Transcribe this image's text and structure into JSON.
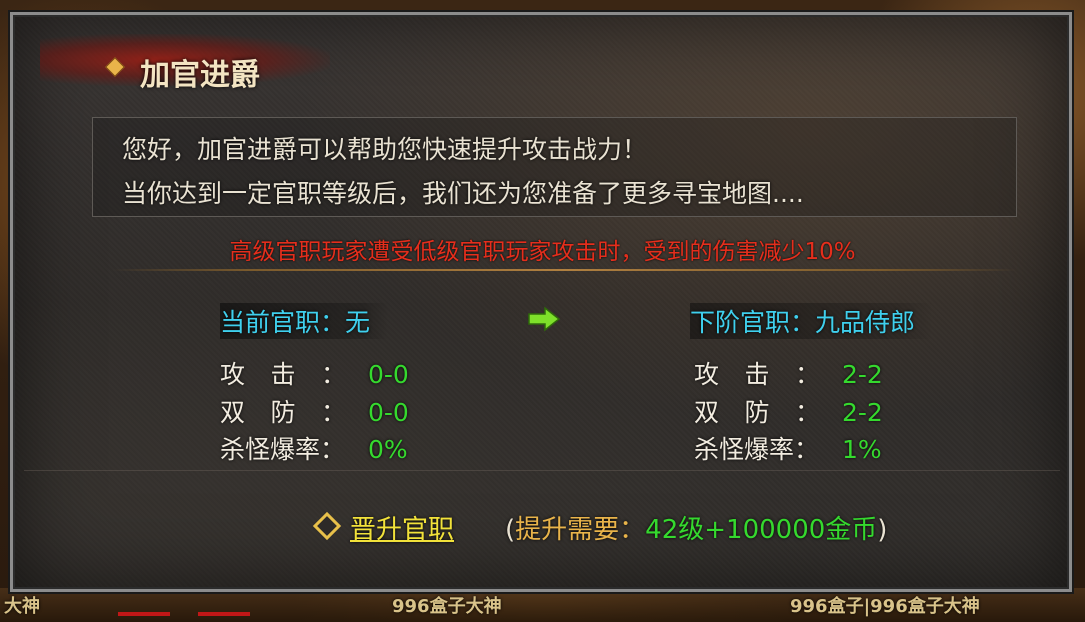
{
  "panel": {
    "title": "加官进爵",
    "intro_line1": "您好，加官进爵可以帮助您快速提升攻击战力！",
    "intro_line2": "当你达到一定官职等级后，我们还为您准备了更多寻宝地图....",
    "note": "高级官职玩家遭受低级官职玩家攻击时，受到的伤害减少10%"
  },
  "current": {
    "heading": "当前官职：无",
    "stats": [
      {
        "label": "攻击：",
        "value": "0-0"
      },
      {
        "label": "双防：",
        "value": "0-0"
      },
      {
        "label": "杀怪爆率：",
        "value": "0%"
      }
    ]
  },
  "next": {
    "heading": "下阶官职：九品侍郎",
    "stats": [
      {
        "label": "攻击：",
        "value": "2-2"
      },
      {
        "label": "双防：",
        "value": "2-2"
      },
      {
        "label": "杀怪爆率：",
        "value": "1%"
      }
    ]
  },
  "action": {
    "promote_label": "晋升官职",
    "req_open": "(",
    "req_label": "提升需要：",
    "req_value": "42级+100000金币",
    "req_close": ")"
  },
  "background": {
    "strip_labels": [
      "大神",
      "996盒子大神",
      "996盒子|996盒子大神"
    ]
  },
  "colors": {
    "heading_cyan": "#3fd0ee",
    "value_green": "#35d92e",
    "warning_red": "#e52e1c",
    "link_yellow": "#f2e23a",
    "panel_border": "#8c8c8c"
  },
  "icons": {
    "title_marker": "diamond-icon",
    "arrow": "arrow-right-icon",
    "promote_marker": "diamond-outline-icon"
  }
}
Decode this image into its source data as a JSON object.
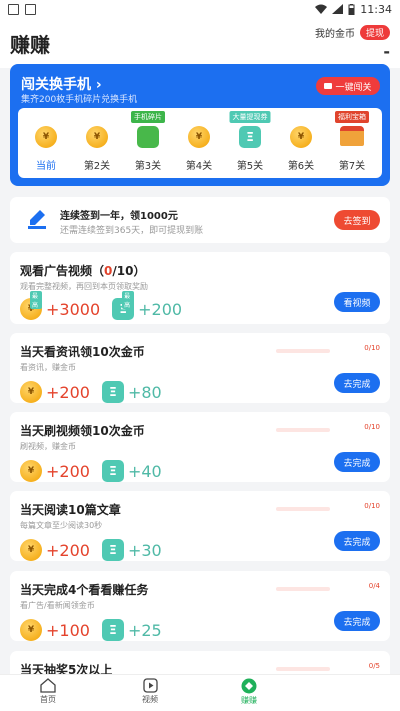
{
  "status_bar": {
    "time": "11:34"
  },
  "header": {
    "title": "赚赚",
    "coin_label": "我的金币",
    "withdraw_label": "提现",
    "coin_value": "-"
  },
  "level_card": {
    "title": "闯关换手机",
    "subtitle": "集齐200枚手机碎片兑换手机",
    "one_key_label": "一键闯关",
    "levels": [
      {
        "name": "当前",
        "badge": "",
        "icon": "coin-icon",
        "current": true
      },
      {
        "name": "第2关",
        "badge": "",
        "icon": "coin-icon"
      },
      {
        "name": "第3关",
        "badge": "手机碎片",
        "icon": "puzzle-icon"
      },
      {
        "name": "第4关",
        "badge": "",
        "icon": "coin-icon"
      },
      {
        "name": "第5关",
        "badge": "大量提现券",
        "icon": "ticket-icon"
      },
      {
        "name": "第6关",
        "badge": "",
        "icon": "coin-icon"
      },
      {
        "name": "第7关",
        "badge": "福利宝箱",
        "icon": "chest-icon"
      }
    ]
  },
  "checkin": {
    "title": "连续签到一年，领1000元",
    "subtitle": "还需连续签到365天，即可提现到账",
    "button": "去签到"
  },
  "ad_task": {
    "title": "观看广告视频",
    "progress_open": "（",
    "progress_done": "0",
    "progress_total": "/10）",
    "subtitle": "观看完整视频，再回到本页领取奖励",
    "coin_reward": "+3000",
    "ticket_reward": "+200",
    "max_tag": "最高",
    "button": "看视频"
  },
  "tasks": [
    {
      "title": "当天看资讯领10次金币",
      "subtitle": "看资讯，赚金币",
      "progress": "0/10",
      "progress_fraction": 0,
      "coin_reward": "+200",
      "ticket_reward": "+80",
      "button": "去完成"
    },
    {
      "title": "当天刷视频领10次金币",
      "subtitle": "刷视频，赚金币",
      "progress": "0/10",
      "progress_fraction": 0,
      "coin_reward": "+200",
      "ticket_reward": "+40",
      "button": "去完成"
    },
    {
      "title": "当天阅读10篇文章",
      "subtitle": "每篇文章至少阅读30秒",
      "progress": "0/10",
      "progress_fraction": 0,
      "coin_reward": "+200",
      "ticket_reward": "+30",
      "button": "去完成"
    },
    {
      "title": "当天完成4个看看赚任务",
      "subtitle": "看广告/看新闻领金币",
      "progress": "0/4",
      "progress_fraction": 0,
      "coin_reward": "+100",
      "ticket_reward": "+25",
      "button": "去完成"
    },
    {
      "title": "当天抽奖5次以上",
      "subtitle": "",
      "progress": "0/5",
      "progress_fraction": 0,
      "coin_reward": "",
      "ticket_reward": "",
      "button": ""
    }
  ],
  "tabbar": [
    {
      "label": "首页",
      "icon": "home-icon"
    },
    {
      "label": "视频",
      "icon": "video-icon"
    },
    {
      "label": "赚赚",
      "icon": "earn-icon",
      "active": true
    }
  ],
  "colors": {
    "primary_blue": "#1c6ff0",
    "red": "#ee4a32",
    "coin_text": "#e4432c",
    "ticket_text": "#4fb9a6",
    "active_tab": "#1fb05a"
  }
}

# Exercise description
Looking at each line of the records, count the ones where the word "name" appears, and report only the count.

# Response for this exercise
7